▶ [What the task requires]:
From the data that follows, copy every line holding the string "code".

▶ [Data for this exercise]:

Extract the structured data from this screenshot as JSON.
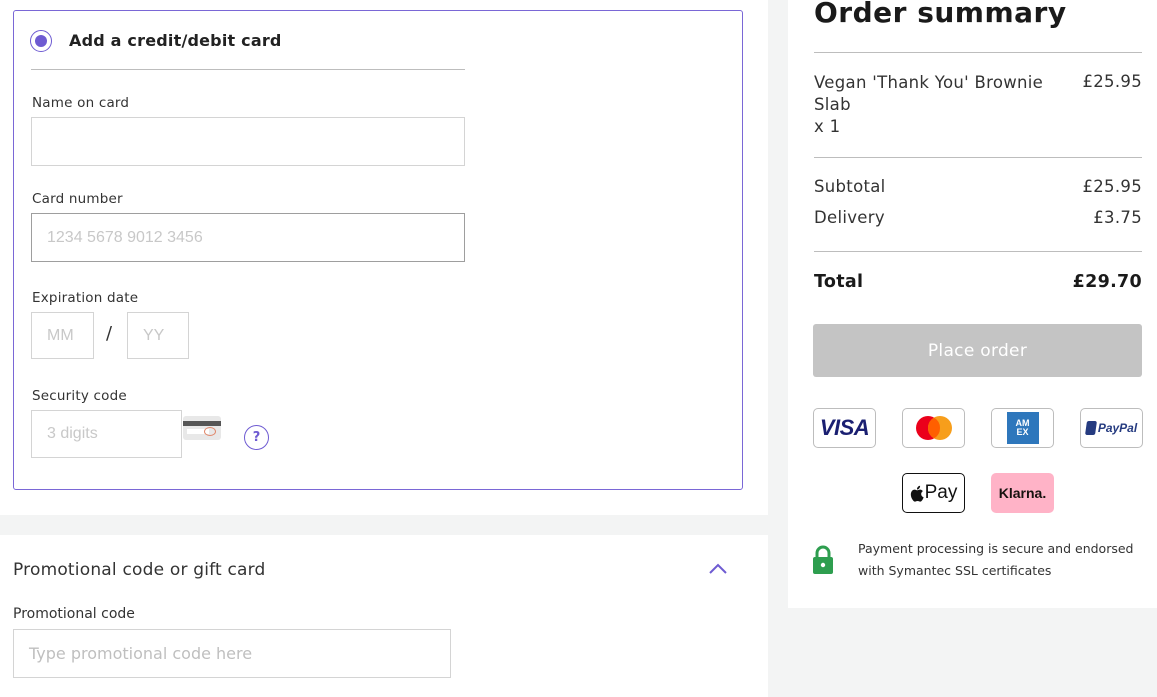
{
  "card_form": {
    "option_label": "Add a credit/debit card",
    "name_label": "Name on card",
    "name_value": "",
    "number_label": "Card number",
    "number_placeholder": "1234 5678 9012 3456",
    "expiry_label": "Expiration date",
    "month_placeholder": "MM",
    "separator": "/",
    "year_placeholder": "YY",
    "security_label": "Security code",
    "security_placeholder": "3 digits",
    "help_symbol": "?"
  },
  "promo": {
    "title": "Promotional code or gift card",
    "code_label": "Promotional code",
    "code_placeholder": "Type promotional code here"
  },
  "summary": {
    "title": "Order summary",
    "item": {
      "name": "Vegan 'Thank You' Brownie Slab",
      "quantity": "x 1",
      "price": "£25.95"
    },
    "subtotal_label": "Subtotal",
    "subtotal_value": "£25.95",
    "delivery_label": "Delivery",
    "delivery_value": "£3.75",
    "total_label": "Total",
    "total_value": "£29.70",
    "place_order_label": "Place order",
    "payment_methods": {
      "visa": "VISA",
      "amex": "AM EX",
      "paypal": "PayPal",
      "applepay": "Pay",
      "klarna": "Klarna."
    },
    "secure_text": "Payment processing is secure and endorsed with Symantec SSL certificates"
  },
  "colors": {
    "accent": "#6e5bd2",
    "disabled_button": "#c4c4c4",
    "lock_green": "#2e9e4f",
    "klarna_pink": "#ffb3c7"
  }
}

▶ [The answer]:
    "security_label": "Security code",
    "title": "Promotional code or gift card",
    "code_label": "Promotional code",
    "code_placeholder": "Type promotional code here"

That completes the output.